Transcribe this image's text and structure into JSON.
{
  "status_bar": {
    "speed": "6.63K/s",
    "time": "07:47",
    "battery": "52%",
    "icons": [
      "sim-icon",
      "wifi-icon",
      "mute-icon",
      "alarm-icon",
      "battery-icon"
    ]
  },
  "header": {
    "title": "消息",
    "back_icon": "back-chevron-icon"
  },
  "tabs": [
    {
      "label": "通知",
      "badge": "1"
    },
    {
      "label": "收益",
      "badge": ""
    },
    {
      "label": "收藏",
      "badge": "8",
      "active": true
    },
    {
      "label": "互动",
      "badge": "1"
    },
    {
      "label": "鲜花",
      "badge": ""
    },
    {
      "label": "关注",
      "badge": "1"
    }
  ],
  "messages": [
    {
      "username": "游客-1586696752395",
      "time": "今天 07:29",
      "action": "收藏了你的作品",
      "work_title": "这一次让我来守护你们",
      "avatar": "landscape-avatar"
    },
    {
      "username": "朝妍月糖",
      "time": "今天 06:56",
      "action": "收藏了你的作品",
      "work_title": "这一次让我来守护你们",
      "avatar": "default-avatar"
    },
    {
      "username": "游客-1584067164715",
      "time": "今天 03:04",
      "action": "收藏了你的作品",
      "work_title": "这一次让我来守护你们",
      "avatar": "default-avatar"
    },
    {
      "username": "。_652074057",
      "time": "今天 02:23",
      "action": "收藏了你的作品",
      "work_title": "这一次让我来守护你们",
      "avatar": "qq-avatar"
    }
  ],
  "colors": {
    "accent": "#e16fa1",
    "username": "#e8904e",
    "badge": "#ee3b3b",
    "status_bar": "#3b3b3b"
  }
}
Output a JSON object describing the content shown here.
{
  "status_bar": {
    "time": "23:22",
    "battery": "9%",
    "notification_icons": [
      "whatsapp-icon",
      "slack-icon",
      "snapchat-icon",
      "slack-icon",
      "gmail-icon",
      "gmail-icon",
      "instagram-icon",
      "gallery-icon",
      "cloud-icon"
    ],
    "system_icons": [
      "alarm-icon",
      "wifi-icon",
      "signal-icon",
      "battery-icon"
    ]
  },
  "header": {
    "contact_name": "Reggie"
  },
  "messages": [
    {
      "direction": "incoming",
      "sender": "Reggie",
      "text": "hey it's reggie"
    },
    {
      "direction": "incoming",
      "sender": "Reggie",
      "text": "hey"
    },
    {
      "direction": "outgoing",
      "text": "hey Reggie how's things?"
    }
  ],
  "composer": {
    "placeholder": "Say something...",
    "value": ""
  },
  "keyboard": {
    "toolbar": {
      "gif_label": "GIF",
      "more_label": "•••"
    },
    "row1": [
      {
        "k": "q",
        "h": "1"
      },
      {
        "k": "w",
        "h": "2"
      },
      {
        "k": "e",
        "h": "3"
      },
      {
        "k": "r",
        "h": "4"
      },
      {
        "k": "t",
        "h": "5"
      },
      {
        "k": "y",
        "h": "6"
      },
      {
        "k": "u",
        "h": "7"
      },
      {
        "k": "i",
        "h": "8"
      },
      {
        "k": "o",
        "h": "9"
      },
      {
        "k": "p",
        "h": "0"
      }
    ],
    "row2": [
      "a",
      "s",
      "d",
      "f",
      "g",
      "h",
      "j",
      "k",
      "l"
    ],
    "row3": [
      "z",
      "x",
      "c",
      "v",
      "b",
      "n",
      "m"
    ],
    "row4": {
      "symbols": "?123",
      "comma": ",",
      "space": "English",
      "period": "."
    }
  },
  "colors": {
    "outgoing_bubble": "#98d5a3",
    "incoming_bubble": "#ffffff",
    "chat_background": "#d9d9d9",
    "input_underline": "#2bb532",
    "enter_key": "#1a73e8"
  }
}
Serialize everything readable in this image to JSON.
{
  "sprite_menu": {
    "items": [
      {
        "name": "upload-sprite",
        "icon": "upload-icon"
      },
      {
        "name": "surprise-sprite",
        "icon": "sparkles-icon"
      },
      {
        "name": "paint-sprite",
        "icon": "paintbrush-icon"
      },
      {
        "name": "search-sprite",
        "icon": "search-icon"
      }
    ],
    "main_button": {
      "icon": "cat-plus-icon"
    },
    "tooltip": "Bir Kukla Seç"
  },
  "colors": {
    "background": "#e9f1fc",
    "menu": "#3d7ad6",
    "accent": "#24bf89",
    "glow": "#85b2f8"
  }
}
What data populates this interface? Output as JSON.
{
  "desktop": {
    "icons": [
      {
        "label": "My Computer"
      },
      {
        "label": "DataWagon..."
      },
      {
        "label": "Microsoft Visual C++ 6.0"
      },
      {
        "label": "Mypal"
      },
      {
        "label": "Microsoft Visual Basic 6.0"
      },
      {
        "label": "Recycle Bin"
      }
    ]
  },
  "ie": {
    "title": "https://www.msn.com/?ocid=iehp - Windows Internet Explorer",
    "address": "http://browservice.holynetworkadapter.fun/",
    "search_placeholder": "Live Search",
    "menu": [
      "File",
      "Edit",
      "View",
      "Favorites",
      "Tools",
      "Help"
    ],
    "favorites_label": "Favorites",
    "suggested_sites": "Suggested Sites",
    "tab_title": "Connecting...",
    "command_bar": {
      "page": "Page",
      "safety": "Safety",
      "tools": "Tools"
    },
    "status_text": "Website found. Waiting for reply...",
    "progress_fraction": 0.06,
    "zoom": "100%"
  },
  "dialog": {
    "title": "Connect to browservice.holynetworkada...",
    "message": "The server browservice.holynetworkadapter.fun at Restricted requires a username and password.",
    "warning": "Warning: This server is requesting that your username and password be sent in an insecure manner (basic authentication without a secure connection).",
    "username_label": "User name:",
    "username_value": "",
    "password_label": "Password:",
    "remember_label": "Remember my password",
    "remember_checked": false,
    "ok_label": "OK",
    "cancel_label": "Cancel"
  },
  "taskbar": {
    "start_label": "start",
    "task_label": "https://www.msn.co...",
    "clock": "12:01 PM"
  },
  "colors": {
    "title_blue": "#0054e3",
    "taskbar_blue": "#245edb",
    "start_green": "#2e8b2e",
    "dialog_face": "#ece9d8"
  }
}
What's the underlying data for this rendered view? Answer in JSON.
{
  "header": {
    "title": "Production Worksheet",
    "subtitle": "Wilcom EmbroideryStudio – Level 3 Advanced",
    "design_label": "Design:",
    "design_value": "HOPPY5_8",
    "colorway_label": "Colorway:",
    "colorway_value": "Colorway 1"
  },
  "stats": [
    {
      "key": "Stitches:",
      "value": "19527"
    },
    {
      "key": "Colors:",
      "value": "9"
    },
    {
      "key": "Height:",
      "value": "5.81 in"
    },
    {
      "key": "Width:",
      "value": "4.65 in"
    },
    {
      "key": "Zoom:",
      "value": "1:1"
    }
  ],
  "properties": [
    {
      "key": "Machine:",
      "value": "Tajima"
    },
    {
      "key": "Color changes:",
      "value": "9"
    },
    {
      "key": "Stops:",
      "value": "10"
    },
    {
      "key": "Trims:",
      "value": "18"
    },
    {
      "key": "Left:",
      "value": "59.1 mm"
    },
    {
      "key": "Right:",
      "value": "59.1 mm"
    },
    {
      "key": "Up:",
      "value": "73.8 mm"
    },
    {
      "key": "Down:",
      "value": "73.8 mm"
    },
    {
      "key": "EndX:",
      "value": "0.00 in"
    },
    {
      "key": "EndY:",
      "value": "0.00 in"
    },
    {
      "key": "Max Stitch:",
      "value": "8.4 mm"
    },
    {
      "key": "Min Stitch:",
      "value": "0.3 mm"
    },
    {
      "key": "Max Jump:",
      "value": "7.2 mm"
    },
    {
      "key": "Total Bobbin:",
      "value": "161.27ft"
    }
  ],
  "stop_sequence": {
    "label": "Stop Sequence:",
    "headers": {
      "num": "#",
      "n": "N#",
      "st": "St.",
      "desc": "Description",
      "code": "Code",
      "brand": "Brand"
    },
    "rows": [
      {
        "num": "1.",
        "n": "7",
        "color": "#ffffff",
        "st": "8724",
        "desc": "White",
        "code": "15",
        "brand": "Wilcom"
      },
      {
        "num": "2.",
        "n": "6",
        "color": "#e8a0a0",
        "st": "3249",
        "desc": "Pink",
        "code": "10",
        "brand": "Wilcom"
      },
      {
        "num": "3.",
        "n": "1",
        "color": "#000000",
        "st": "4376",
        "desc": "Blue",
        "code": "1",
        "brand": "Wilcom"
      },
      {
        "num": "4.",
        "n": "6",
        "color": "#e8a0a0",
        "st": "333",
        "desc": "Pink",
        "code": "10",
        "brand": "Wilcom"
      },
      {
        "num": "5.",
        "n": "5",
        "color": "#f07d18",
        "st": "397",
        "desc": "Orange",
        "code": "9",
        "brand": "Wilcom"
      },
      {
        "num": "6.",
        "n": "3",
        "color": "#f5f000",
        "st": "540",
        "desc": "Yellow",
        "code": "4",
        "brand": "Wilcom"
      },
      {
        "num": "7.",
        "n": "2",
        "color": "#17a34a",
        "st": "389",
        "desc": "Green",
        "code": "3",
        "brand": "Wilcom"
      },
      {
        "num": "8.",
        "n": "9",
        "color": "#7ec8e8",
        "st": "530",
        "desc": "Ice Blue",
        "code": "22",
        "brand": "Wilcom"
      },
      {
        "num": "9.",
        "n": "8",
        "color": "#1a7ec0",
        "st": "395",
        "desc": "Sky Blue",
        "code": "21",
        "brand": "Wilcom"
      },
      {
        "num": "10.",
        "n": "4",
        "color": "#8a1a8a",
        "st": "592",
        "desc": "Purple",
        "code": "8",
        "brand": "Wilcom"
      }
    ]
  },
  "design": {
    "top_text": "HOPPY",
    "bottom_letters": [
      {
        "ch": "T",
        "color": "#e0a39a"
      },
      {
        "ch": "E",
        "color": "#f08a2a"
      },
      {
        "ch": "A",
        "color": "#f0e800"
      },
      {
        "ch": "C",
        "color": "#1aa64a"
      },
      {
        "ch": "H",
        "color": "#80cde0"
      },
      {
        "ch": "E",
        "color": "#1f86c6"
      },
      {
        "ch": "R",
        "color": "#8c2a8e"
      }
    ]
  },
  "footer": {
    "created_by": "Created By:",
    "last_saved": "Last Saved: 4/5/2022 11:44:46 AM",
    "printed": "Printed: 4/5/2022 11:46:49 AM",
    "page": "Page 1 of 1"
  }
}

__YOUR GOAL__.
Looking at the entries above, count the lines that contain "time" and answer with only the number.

__OUTPUT BELOW__.
6